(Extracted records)
=== Begin Enclosure ===

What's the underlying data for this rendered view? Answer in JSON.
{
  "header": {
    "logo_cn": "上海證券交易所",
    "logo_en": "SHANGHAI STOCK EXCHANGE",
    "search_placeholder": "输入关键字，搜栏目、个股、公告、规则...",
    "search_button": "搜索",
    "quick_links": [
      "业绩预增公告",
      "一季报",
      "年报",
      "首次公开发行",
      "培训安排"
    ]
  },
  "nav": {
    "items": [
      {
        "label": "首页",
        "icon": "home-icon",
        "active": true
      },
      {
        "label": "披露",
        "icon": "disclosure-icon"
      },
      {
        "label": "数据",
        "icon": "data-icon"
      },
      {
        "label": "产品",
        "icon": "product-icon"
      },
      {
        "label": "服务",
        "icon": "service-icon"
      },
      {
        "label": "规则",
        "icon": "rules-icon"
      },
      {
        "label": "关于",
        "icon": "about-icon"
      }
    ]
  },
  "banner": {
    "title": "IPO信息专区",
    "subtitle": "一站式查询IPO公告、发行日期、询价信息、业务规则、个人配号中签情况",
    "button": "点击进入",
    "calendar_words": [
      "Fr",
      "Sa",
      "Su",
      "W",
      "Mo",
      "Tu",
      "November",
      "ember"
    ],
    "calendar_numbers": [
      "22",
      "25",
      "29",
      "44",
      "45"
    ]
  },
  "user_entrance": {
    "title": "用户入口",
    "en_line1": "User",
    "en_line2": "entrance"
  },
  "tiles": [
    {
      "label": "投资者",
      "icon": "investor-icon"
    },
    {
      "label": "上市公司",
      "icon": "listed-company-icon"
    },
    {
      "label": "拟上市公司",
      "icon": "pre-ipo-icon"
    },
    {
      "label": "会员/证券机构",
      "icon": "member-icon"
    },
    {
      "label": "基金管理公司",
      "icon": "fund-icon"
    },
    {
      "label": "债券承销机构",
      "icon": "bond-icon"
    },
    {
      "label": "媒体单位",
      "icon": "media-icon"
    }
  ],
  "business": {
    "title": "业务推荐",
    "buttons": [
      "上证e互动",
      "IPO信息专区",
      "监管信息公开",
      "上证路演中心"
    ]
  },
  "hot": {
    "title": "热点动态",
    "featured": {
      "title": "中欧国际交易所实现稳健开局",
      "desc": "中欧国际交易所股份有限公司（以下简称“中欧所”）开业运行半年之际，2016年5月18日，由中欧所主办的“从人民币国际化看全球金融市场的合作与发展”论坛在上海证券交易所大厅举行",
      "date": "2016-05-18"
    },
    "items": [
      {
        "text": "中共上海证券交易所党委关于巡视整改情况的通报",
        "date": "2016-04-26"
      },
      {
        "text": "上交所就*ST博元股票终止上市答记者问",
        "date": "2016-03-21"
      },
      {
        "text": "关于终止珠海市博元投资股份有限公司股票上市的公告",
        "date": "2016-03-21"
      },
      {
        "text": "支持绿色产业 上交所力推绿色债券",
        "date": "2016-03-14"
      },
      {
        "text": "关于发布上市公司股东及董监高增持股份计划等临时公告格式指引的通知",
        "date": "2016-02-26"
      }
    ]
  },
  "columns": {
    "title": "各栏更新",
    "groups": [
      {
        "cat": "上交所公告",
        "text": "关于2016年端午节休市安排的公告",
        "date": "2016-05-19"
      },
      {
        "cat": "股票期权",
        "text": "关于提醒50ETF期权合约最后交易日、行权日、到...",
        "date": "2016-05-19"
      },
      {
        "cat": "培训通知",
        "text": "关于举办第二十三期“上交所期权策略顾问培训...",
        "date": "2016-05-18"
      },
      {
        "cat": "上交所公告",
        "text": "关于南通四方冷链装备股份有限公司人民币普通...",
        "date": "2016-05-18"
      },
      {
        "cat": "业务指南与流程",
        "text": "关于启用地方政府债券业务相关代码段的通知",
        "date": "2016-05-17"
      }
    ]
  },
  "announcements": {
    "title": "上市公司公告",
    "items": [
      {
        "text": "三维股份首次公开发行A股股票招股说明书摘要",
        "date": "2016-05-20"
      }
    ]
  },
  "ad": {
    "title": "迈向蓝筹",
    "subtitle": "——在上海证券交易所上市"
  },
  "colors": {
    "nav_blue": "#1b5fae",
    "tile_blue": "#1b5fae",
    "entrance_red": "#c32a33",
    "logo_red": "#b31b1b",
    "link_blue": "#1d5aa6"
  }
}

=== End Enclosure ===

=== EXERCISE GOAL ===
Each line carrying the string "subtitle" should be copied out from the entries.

=== ANSWER BOX ===
    "subtitle": "一站式查询IPO公告、发行日期、询价信息、业务规则、个人配号中签情况",
    "subtitle": "——在上海证券交易所上市"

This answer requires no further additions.